Two weeks ago I had the privilege of speaking at the Queensland Law Society Awards Night. The night recognised the most recent graduates of the College of Law program; students who are about to be admitted as legal professionals. In my speech, I tried to emphasise that law graduates are extremely lucky and privileged to embark upon a career which can be full of personal reward. The opportunities are endless and your career is whatever you choose to make it. Queensland’s Chief Magistrate, His Honour Judge Rinaudo also spoke about tips he wished he had known during his career as a solicitor.
In my view, if you want to achieve a truly rewarding career in the law, you will only find this through a broader involvement in the law. A focus on the job of individual cases as an employee of a private firm or a government department will only take you so far. It is important for young lawyers to keep in mind a broader conception of their profession.
Young people occupy a vulnerable place in our society. They are still undergoing important brain development, and both behavioural psychology and neuroscience attest that adolescents are less able to control their impulses, plan ahead, and weigh the consequences of their decisions before acting.
Last week the LNP Government passed amendments to the Youth Justice Act. These amendments represent significant changes to the way in which the courts and our community treat children.

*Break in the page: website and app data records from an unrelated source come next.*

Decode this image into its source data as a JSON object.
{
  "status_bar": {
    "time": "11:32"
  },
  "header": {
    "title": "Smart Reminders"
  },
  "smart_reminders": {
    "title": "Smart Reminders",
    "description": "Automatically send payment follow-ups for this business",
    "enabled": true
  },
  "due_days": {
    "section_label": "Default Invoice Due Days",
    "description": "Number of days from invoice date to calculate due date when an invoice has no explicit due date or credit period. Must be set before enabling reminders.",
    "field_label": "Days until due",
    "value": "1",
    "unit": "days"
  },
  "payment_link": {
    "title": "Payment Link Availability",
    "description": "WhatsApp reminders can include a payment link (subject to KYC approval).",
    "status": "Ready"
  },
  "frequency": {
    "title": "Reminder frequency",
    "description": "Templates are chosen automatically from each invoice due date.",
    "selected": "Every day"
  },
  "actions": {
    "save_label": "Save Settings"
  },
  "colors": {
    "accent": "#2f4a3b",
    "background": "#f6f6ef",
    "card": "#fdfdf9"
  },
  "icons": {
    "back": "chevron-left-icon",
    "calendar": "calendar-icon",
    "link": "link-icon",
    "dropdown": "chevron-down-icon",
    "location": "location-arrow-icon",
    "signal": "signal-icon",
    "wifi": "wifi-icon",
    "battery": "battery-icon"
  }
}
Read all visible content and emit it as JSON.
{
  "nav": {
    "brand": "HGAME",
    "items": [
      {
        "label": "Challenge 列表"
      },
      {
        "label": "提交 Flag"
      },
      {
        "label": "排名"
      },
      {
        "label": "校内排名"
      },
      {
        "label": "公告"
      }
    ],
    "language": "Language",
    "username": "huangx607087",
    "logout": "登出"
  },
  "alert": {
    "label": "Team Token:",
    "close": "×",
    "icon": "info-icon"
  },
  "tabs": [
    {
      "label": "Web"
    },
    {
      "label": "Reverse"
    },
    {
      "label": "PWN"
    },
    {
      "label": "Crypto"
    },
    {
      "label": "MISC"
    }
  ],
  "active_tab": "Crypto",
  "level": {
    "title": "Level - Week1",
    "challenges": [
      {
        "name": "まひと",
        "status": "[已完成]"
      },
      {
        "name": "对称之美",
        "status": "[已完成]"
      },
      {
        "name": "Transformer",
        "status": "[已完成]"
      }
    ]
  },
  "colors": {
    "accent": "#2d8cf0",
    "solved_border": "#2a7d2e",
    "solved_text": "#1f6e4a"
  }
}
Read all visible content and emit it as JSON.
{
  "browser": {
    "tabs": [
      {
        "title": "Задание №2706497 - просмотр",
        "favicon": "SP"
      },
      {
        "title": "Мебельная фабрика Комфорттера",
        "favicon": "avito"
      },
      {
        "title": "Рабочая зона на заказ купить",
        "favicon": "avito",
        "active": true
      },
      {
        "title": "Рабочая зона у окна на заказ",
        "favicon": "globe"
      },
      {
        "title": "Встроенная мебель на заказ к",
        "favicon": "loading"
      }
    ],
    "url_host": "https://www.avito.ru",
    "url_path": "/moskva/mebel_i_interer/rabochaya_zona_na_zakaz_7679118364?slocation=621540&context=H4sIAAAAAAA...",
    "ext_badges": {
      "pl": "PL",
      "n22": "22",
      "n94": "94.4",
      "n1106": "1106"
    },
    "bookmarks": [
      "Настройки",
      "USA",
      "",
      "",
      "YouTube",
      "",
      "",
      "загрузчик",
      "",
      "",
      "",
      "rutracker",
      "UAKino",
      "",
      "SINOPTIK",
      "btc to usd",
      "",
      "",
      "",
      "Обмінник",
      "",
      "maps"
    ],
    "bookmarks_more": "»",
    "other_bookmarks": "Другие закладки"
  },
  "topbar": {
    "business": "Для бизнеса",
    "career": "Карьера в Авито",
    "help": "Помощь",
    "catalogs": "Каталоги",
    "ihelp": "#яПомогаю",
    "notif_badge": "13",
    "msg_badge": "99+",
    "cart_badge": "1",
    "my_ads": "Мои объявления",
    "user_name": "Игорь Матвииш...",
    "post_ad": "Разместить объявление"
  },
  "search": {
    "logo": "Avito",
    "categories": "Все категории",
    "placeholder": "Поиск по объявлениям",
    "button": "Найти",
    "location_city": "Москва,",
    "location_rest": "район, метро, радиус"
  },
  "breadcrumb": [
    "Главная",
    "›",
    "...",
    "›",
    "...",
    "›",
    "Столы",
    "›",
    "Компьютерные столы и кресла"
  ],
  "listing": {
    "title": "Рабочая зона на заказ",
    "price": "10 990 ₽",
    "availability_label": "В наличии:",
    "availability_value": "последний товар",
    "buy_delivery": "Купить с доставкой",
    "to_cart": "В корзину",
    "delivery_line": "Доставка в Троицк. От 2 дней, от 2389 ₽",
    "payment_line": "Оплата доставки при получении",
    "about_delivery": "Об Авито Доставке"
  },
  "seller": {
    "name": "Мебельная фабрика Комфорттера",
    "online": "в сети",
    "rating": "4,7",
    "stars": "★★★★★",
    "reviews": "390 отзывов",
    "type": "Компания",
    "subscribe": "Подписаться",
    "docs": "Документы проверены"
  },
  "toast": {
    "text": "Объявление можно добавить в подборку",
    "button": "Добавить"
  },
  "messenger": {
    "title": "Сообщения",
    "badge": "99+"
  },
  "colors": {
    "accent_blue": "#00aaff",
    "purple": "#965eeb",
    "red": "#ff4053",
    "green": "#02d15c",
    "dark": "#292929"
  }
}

Among the reforms include the removal of imprisonment as a last resort and secondly, the removal of prohibitions on the publication of child offenders (a green light for “naming and shaming” kids).
Last night, I participated in a discussion on Triple J’s Hack program where the Premier, Campbell Newman and I shared our views on these drastic changes to youth justice. For a link to the podcast of the program, click here.
Yesterday’s comments by Premier Campbell Newman represent a dangerous and unprecedented attack upon hard working members of the legal profession. Newman suggests that lawyers are part of the bikies “criminal gang machine”. In saying this, he suggests that solicitors facilitate the commission of criminal offences.
As a solicitor of this State, I find these comments deeply disturbing. They strike at the very heart of the profession’s reputation and trust among the community. Both the President of the Queensland Law Socety and the Queensland Bar Association responded publicly and quickly. This was very good to see given that a failure to publicly respond to such serious allegations would potentially, leave those in the community believing that there is some truth to these ridiculous claims. The reality is that lawyers are subject to onerous ethical obligations owed to the court. Lawyers are officers of the court.
Under the Queensland Government’s anti-bikie laws, the Department of Corrective Services are directed to imprison members or associates of bike groups in particularly harsh and unprecedented ways. Some have described the conditions as being similar to Guantanamo Bay. Read more
Last Tuesday, the LNP Government passed laws which, in effect, mean that all persons convicted of drug trafficking, must serve 80% of their head sentence. In reality, this will mean a period of actual custody of at least 2 years if a person is given a sentence with a parole relase date.
For my response, see Triple J’s podcast from last Wednesday, 7 July.
All trafficking is serious. However, what the AG does not realise is that this law will catch the big guys as well as the low level street dealers including young kids selling a few pills to their mates before a festival.
Very few topics provoke as much emotion and public concern as that of a released sex offender living amongst a given community. In the past two days, media articles, and the Police Minister’s comments, have shown this clearly. Different countries have grappled with this societal anxiety in a number of ways. In historical times, responses to sexual victimisation included mob lynching and capital punishment. More recently, less violent measures have been adopted for the release of sexual offenders such as half-way houses, preventative detention, offender registration and community notification.